Christian Fernsby ▼ | May 23, 2020
Coronavirus is a new strain of coronavirus and scientists still know very little about it.
David States
Angstrom Bio   David States
About a quarter of common colds are caused by human coronaviruses, but the antibodies that build up to protect the immune system don’t last long, meaning people can easily contract a cold again.

Studies have shown that most people who recover Covid-19 develop some antibodies, but it is not known how much protection they offer or how long they last.

Researchers from the University of Oxford analysed blood from recovered patients and found that levels of IgG antibodies, which is responsible for longer-lasting immunity, rose steeply in the first month of infection but then began to fall.

David States, chief medical officer of the U.S. health technology company Angstrom Bio, spelt out the challenges in a thread on Twitter last week.

"If you’re hoping a vaccine is going to be a knight in shining armour saving the day, you may be in for a disappointment.

"Sars-Cov-2 is a highly contagious virus.

"A vaccine will need to induce durable high level immunity, but coronaviruses often don’t induce that kind of immunity", he said.

He then pointed to the Oxford study, adding: "This is consistent with the other human coronaviruses.
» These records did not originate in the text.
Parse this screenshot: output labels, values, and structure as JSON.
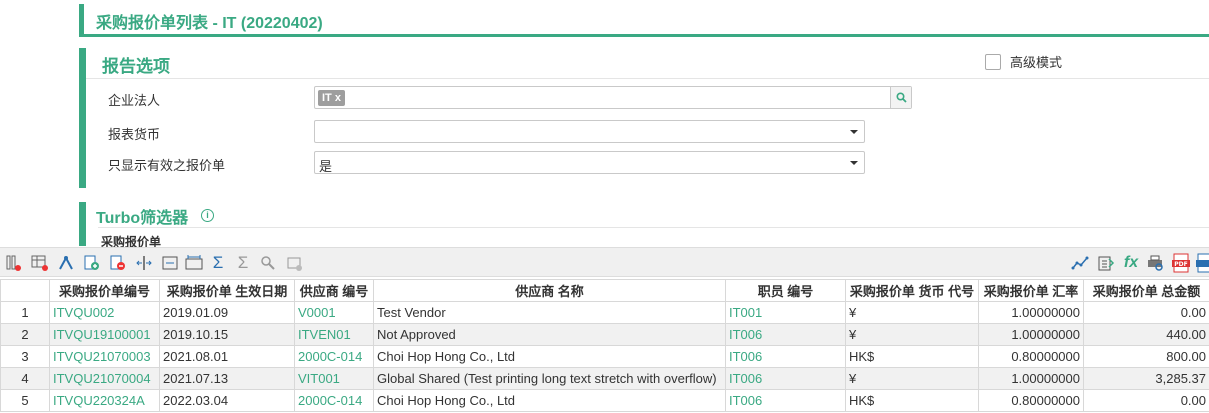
{
  "page": {
    "title": "采购报价单列表 - IT (20220402)"
  },
  "report_options": {
    "title": "报告选项",
    "advanced_mode_label": "高级模式",
    "fields": [
      {
        "label": "企业法人",
        "tag": "IT",
        "tag_remove": "x"
      },
      {
        "label": "报表货币",
        "value": ""
      },
      {
        "label": "只显示有效之报价单",
        "value": "是"
      }
    ]
  },
  "turbo": {
    "title": "Turbo筛选器",
    "subtitle": "采购报价单"
  },
  "toolbar": {
    "icons_left": [
      "column-settings-icon",
      "table-settings-icon",
      "run-icon",
      "add-row-icon",
      "remove-row-icon",
      "expand-columns-icon",
      "fit-columns-icon",
      "auto-width-icon",
      "sum-icon",
      "sum-off-icon",
      "show-hidden-icon",
      "group-icon"
    ],
    "icons_right": [
      "chart-icon",
      "export-icon",
      "formula-icon",
      "print-preview-icon",
      "pdf-icon",
      "xls-icon"
    ]
  },
  "table": {
    "columns": [
      "",
      "采购报价单编号",
      "采购报价单 生效日期",
      "供应商 编号",
      "供应商 名称",
      "职员 编号",
      "采购报价单 货币 代号",
      "采购报价单 汇率",
      "采购报价单 总金额"
    ],
    "rows": [
      [
        "1",
        "ITVQU002",
        "2019.01.09",
        "V0001",
        "Test Vendor",
        "IT001",
        "¥",
        "1.00000000",
        "0.00"
      ],
      [
        "2",
        "ITVQU19100001",
        "2019.10.15",
        "ITVEN01",
        "Not Approved",
        "IT006",
        "¥",
        "1.00000000",
        "440.00"
      ],
      [
        "3",
        "ITVQU21070003",
        "2021.08.01",
        "2000C-014",
        "Choi Hop Hong Co., Ltd",
        "IT006",
        "HK$",
        "0.80000000",
        "800.00"
      ],
      [
        "4",
        "ITVQU21070004",
        "2021.07.13",
        "VIT001",
        "Global Shared (Test printing long text stretch with overflow)",
        "IT006",
        "¥",
        "1.00000000",
        "3,285.37"
      ],
      [
        "5",
        "ITVQU220324A",
        "2022.03.04",
        "2000C-014",
        "Choi Hop Hong Co., Ltd",
        "IT006",
        "HK$",
        "0.80000000",
        "0.00"
      ]
    ]
  },
  "colors": {
    "accent": "#3aa983",
    "row_alt": "#f1f1f1"
  }
}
"They induce an immune response, but it tends to fade so the same virus can reinfect us a year or two later." He added: "The problem is that Sars-Cov-2 is a highly contagious virus.That means a vaccine will need to be quite effective if it’s going to stop the spread."